Excellent compilation of renowned Black women in the horror and SFF genres throughout history until present day.


Why I Liked It


About every other week or so I run across posts on social media asking questions like “where can I find horror books written by women?” or “where can I find books written by (XYZ) marginalized authors”? Often these posts are more prevalent around months meant to highlight and lift up women/marginalized authors, and while their intentions are good, the truth is, we should all be reading widely throughout the year.


Another truth is that even with the hard work of dedicated readers and horror enthusiasts, Black women and marginalized authors in the horror and SFF genres tend to be more overlooked and underrepresented than their non-marginalized peers. Black women have been storytellers since the beginning of time, but it’s no secret that their voices have been suppressed and their stories erased from history. It is still considerably harder for certain authors to find representation in publishing, but their stories need and deserve to be told and given a platform.


That’s why when I heard about Sumiko Saulson’s book 160 Black Women in Horror, I knew that I needed to add it to my horror non-fiction and reference personal library.

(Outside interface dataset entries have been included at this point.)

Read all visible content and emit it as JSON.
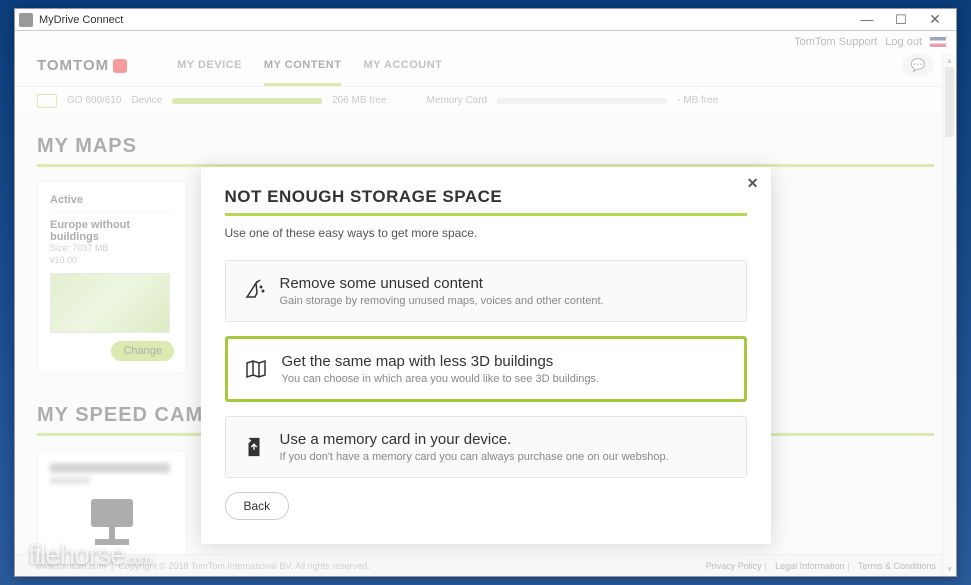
{
  "window": {
    "title": "MyDrive Connect"
  },
  "topbar": {
    "support": "TomTom Support",
    "logout": "Log out"
  },
  "logo": "TOMTOM",
  "nav": {
    "items": [
      {
        "label": "MY DEVICE",
        "active": false
      },
      {
        "label": "MY CONTENT",
        "active": true
      },
      {
        "label": "MY ACCOUNT",
        "active": false
      }
    ]
  },
  "storage": {
    "device_model": "GO 600/610",
    "device_label": "Device",
    "device_free": "206 MB  free",
    "memcard_label": "Memory Card",
    "memcard_free": "- MB  free"
  },
  "maps": {
    "heading": "MY MAPS",
    "card": {
      "status": "Active",
      "title": "Europe without buildings",
      "size": "Size:  7037 MB",
      "version": "v10.00",
      "change": "Change"
    }
  },
  "cams": {
    "heading": "MY SPEED CAMERAS"
  },
  "modal": {
    "title": "NOT ENOUGH STORAGE SPACE",
    "sub": "Use one of these easy ways to get more space.",
    "options": [
      {
        "title": "Remove some unused content",
        "desc": "Gain storage by removing unused maps, voices and other content.",
        "icon": "broom",
        "selected": false
      },
      {
        "title": "Get the same map with less 3D buildings",
        "desc": "You can choose in which area you would like to see 3D buildings.",
        "icon": "map",
        "selected": true
      },
      {
        "title": "Use a memory card in your device.",
        "desc": "If you don't have a memory card you can always purchase one on our webshop.",
        "icon": "card",
        "selected": false
      }
    ],
    "back": "Back"
  },
  "footer": {
    "site": "www.tomtom.com",
    "copy": "Copyright © 2018 TomTom International BV. All rights reserved.",
    "links": [
      "Privacy Policy",
      "Legal Information",
      "Terms & Conditions"
    ]
  },
  "watermark": "filehorse",
  "watermark_tld": ".com"
}
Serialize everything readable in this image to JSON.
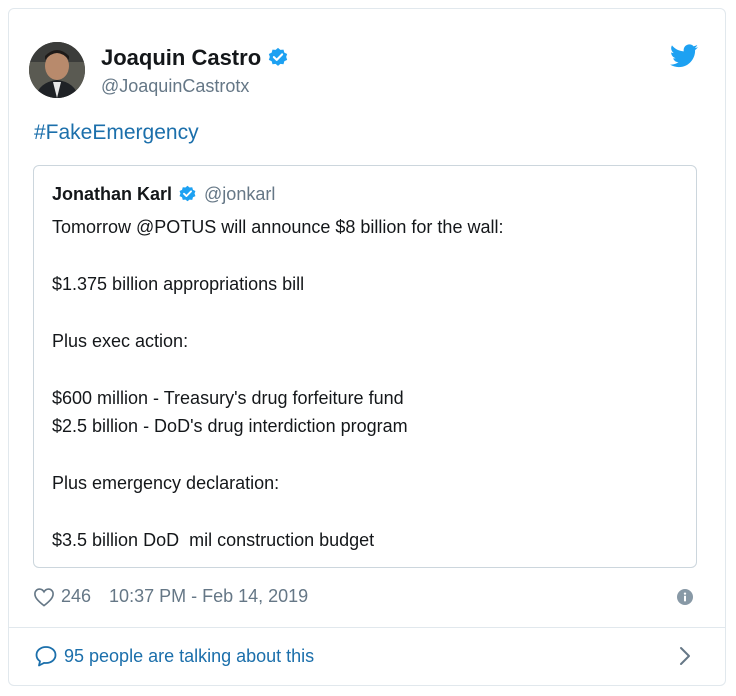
{
  "author": {
    "name": "Joaquin Castro",
    "handle": "@JoaquinCastrotx"
  },
  "tweet_text": "#FakeEmergency",
  "quoted": {
    "name": "Jonathan Karl",
    "handle": "@jonkarl",
    "lines": [
      "Tomorrow @POTUS will announce $8 billion for the wall:",
      "$1.375 billion appropriations bill",
      "Plus exec action:",
      "$600 million - Treasury's drug forfeiture fund",
      "$2.5 billion - DoD's drug interdiction program",
      "Plus emergency declaration:",
      "$3.5 billion DoD  mil construction budget"
    ]
  },
  "likes": "246",
  "timestamp": "10:37 PM - Feb 14, 2019",
  "talking": "95 people are talking about this",
  "colors": {
    "link": "#1b6fab",
    "verified": "#1da1f2",
    "muted": "#657786",
    "border": "#e1e8ed"
  },
  "icons": [
    "verified-badge-icon",
    "twitter-bird-icon",
    "heart-icon",
    "info-icon",
    "comment-bubble-icon",
    "chevron-right-icon"
  ]
}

One part who’s who/yearbook, one part reference guide, 160 Black Women in Horror spans throughout history reaching back as far as the year 1900 all the way to today. Most authors' profiles include a photo as well as information about their publications, some of their personal information and where you can purchase or read their works. Included are many notable names that I was already familiar with from literary horror and SFF like Zora Neal Hurston, Octavia Butler and Tananrive Due. One of the most interesting entries was the profile of Paulina E. Hopkins, a renaissance-era author from Harlem who is thought to have had the first published African American mystery story.


I was also pleased to see many contemporary Black horror authors featured who’s works I’ve already enjoyed including Paula D. Ashe, RJ Joseph, Candace Nola and Donyae Coles, as well as others who are still on my TBR like Nuzo Onoh, Tamika Thompson and Zin E. Rocklyn. There are also touching tributes to authors who are no longer with us in the back, so that readers can discover talented and underrepresented authors we may not have otherwise heard of. All-in-all, I’m pleased to have a collected working list of authors that I can reference when I’m looking for something new to read. Be sure to check out 160 Black Women in Horror the next time you're looking to find a spooky new read!

bottom of page